TASK DESCRIPTION:
Copy every line of the records below where the word "legend" occurs.

----------------

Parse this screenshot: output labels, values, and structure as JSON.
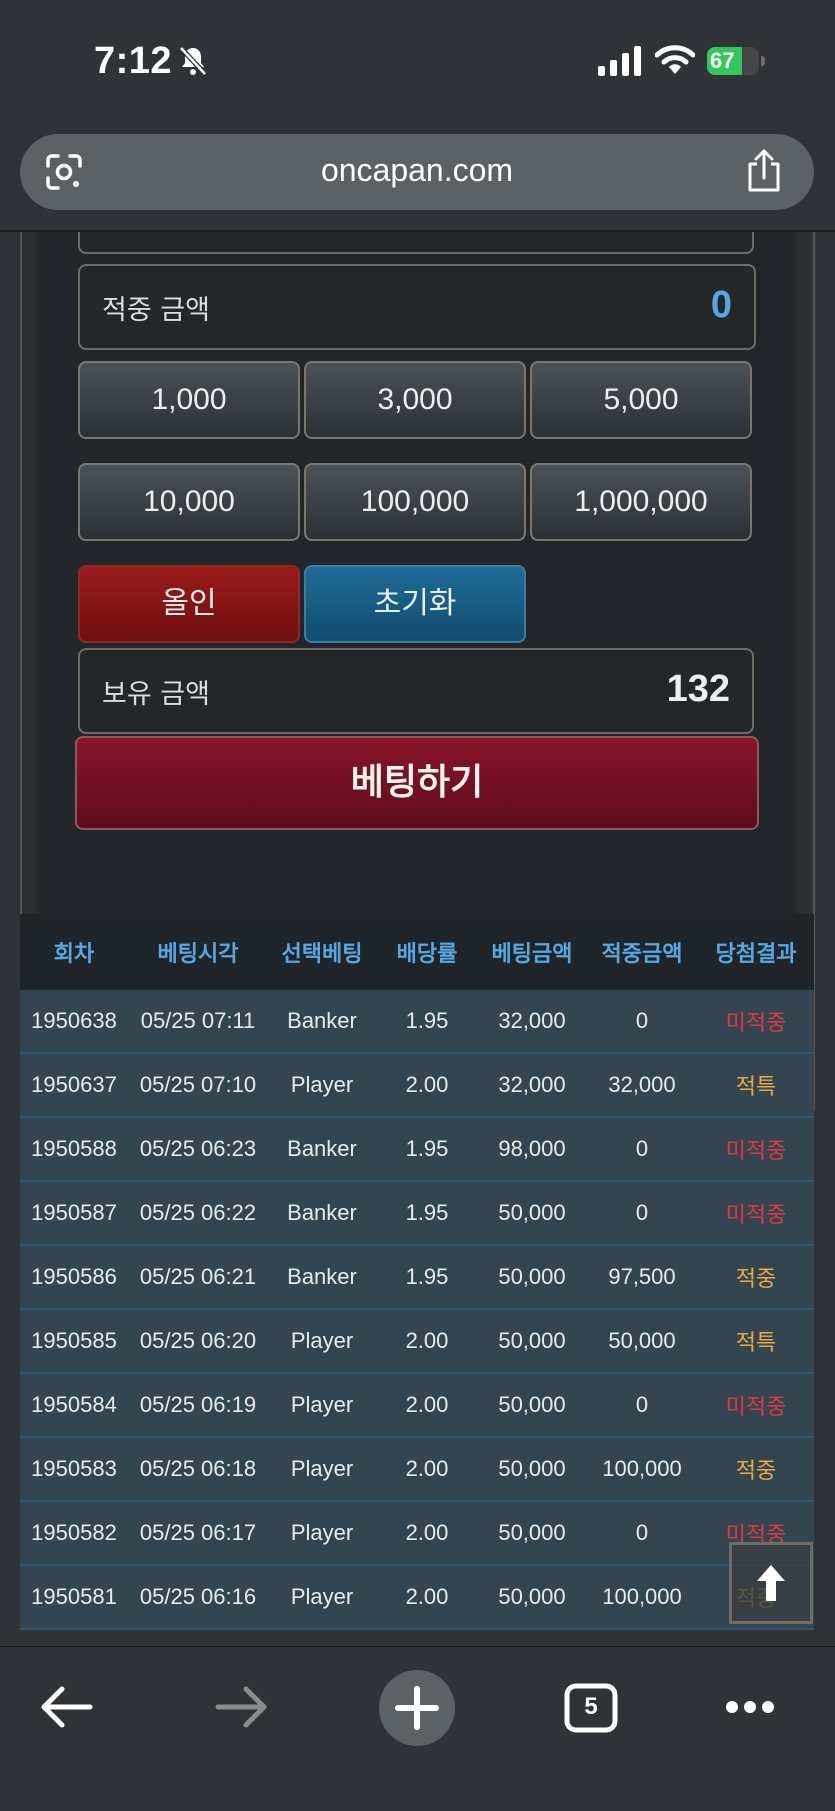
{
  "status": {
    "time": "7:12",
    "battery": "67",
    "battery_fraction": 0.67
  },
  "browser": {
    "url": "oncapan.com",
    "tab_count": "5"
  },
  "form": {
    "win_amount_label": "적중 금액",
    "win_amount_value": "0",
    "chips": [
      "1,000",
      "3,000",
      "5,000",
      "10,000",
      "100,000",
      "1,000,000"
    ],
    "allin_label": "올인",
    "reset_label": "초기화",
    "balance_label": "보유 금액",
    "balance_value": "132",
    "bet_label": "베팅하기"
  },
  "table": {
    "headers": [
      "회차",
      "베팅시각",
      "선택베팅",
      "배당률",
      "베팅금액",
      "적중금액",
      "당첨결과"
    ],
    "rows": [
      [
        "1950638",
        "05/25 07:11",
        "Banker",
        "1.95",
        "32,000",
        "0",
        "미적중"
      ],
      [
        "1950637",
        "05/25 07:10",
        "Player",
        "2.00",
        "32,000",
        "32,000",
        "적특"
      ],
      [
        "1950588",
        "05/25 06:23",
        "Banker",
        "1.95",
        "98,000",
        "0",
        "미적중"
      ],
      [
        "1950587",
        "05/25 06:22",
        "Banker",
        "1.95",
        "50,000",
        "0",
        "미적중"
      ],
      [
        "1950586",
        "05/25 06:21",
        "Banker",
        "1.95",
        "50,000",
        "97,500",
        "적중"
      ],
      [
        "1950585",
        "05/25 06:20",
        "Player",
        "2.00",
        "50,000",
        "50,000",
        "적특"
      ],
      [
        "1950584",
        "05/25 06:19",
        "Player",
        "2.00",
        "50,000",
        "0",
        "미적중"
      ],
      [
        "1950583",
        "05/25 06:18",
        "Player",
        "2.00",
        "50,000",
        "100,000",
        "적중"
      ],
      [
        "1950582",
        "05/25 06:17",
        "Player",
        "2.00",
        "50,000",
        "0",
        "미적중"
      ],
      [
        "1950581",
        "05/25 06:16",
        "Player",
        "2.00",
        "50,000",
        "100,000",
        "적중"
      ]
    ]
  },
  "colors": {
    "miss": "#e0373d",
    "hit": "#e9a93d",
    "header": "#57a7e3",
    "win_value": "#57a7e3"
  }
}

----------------

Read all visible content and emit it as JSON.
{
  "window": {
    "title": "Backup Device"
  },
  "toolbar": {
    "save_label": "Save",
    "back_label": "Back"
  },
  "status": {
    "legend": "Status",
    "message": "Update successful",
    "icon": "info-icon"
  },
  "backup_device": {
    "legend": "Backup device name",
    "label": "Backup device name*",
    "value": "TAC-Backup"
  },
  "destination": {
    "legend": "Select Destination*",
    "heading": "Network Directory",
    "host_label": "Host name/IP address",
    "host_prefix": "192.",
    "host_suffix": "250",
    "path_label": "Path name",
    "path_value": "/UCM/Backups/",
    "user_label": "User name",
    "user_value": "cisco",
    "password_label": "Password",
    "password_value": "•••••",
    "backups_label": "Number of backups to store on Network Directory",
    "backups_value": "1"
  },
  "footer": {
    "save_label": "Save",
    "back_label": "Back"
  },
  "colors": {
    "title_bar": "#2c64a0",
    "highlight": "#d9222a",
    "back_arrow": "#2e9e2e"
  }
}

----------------

RESULT OF THIS TASK:
    "legend": "Status",
    "legend": "Backup device name",
    "legend": "Select Destination*",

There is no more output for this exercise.